*REQUIRED WORK:* Quote only the lines that start at the line with "Give me the" and run to the end of the entries; omit the pictures.

Dataset entries:
+===+
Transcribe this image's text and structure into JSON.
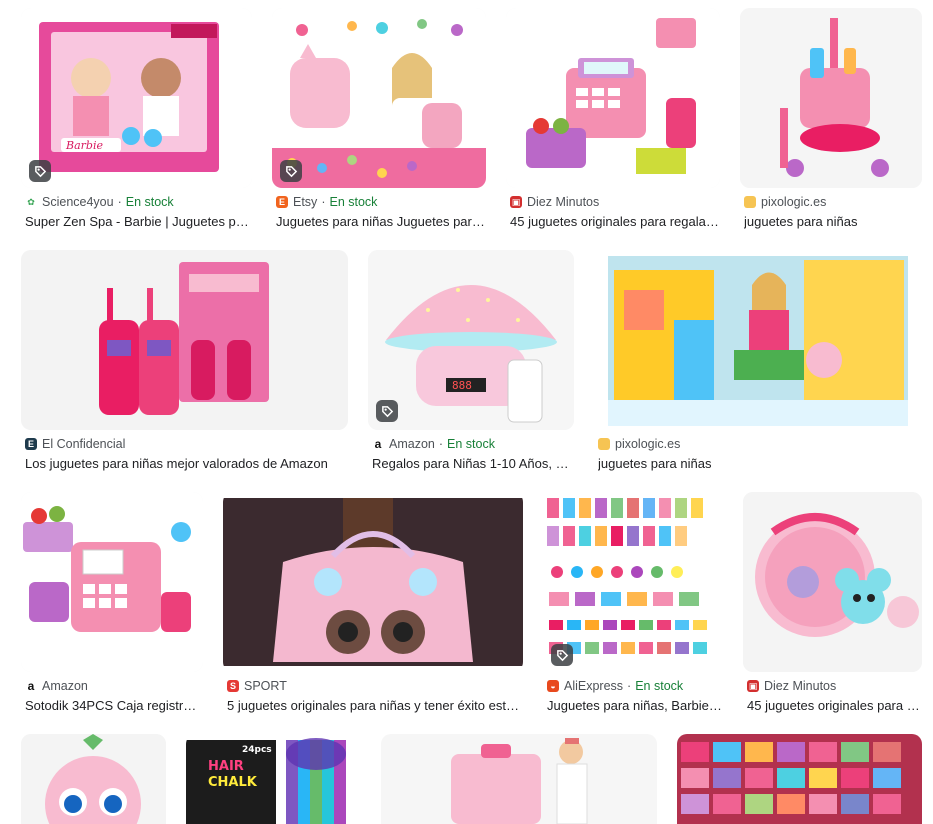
{
  "results": [
    {
      "source": "Science4you",
      "stock": "En stock",
      "title": "Super Zen Spa - Barbie | Juguetes para…",
      "fav_color": "#3aa657",
      "fav_icon": "leaf-icon",
      "thumb_color": "#f6b7d6"
    },
    {
      "source": "Etsy",
      "stock": "En stock",
      "title": "Juguetes para niñas Juguetes para …",
      "fav_color": "#f1641e",
      "fav_letter": "E",
      "thumb_color": "#f9d7e6"
    },
    {
      "source": "Diez Minutos",
      "stock": "",
      "title": "45 juguetes originales para regalar …",
      "fav_color": "#d32f2f",
      "thumb_color": "#fbe3ee"
    },
    {
      "source": "pixologic.es",
      "stock": "",
      "title": "juguetes para niñas",
      "fav_color": "#f6c453",
      "thumb_color": "#f3c7e4"
    },
    {
      "source": "El Confidencial",
      "stock": "",
      "title": "Los juguetes para niñas mejor valorados de Amazon",
      "fav_color": "#1f3b4d",
      "fav_letter": "E",
      "thumb_color": "#f8d3e6"
    },
    {
      "source": "Amazon",
      "stock": "En stock",
      "title": "Regalos para Niñas 1-10 Años, Ju…",
      "fav_color": "#ffffff",
      "fav_letter": "a",
      "thumb_color": "#f7d7e3"
    },
    {
      "source": "pixologic.es",
      "stock": "",
      "title": "juguetes para niñas",
      "fav_color": "#f6c453",
      "thumb_color": "#9fd3c7"
    },
    {
      "source": "Amazon",
      "stock": "",
      "title": "Sotodik 34PCS Caja registrad…",
      "fav_color": "#ffffff",
      "fav_letter": "a",
      "thumb_color": "#fce4ef"
    },
    {
      "source": "SPORT",
      "stock": "",
      "title": "5 juguetes originales para niñas y tener éxito esta …",
      "fav_color": "#e53935",
      "fav_letter": "S",
      "thumb_color": "#e9b8c9"
    },
    {
      "source": "AliExpress",
      "stock": "En stock",
      "title": "Juguetes para niñas, Barbies, …",
      "fav_color": "#e8491d",
      "thumb_color": "#fde7f1"
    },
    {
      "source": "Diez Minutos",
      "stock": "",
      "title": "45 juguetes originales para regalar a r…",
      "fav_color": "#d32f2f",
      "thumb_color": "#f6d9e8"
    },
    {
      "thumb_color": "#f4c6da"
    },
    {
      "thumb_color": "#1e1e1e"
    },
    {
      "thumb_color": "#f7e9ef"
    },
    {
      "thumb_color": "#d96b8a"
    }
  ]
}
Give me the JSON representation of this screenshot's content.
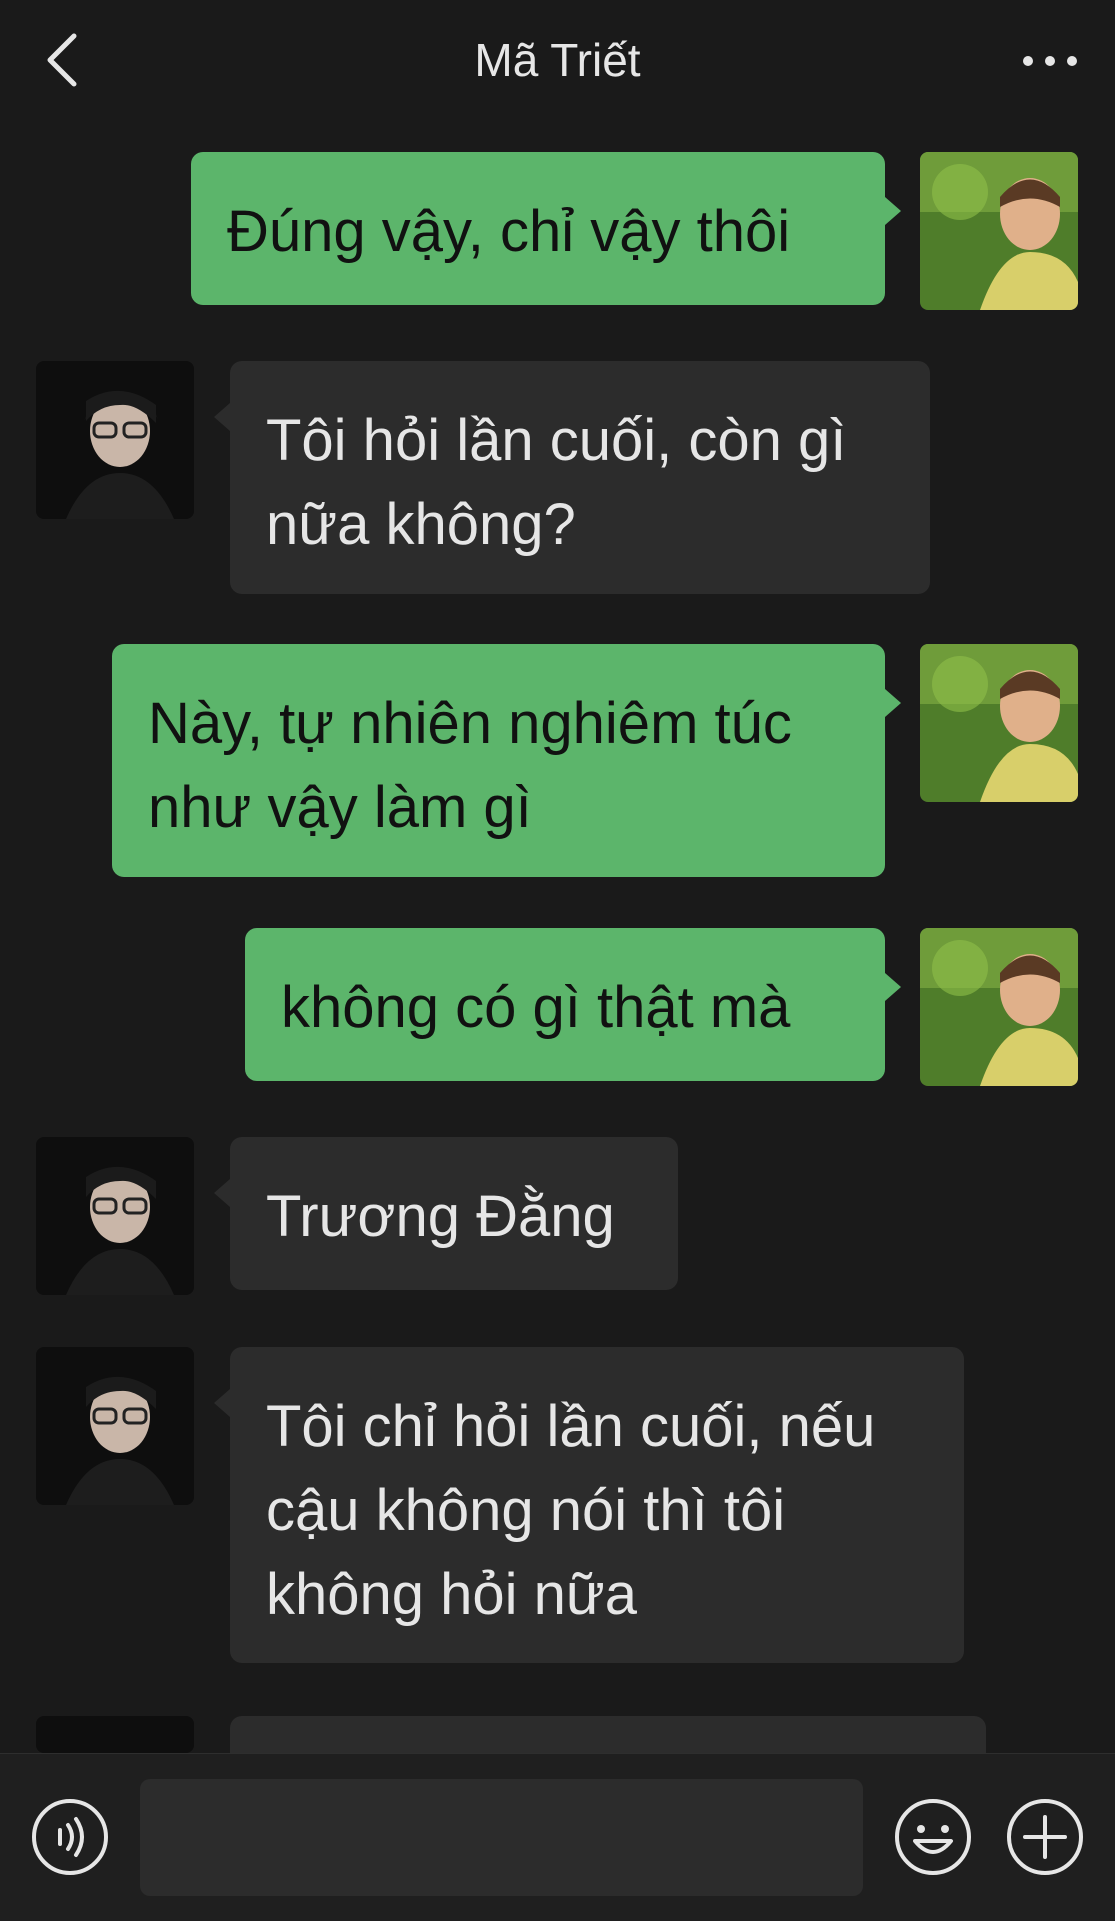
{
  "header": {
    "title": "Mã Triết"
  },
  "messages": [
    {
      "sender": "me",
      "text_lines": [
        "Đúng vậy, chỉ vậy thôi"
      ]
    },
    {
      "sender": "them",
      "text_lines": [
        "Tôi hỏi lần cuối, còn gì",
        "nữa không?"
      ]
    },
    {
      "sender": "me",
      "text_lines": [
        "Này, tự nhiên nghiêm túc",
        "như vậy làm gì"
      ]
    },
    {
      "sender": "me",
      "text_lines": [
        "không có gì thật mà"
      ]
    },
    {
      "sender": "them",
      "text_lines": [
        "Trương Đằng"
      ]
    },
    {
      "sender": "them",
      "text_lines": [
        "Tôi chỉ hỏi lần cuối, nếu",
        "cậu không nói thì tôi",
        "không hỏi nữa"
      ]
    }
  ],
  "icons": {
    "back": "chevron-left-icon",
    "more": "more-dots-icon",
    "voice": "voice-icon",
    "emoji": "emoji-icon",
    "plus": "plus-icon"
  },
  "colors": {
    "background": "#1a1a1a",
    "my_bubble": "#5cb56b",
    "their_bubble": "#2c2c2c"
  }
}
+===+
*TASK RESPONSE:*
Give me the JSON representation of this screenshot's content.
{
  "header": {
    "title": "Mã Triết"
  },
  "messages": [
    {
      "sender": "me",
      "text_lines": [
        "Đúng vậy, chỉ vậy thôi"
      ]
    },
    {
      "sender": "them",
      "text_lines": [
        "Tôi hỏi lần cuối, còn gì",
        "nữa không?"
      ]
    },
    {
      "sender": "me",
      "text_lines": [
        "Này, tự nhiên nghiêm túc",
        "như vậy làm gì"
      ]
    },
    {
      "sender": "me",
      "text_lines": [
        "không có gì thật mà"
      ]
    },
    {
      "sender": "them",
      "text_lines": [
        "Trương Đằng"
      ]
    },
    {
      "sender": "them",
      "text_lines": [
        "Tôi chỉ hỏi lần cuối, nếu",
        "cậu không nói thì tôi",
        "không hỏi nữa"
      ]
    }
  ],
  "icons": {
    "back": "chevron-left-icon",
    "more": "more-dots-icon",
    "voice": "voice-icon",
    "emoji": "emoji-icon",
    "plus": "plus-icon"
  },
  "colors": {
    "background": "#1a1a1a",
    "my_bubble": "#5cb56b",
    "their_bubble": "#2c2c2c"
  }
}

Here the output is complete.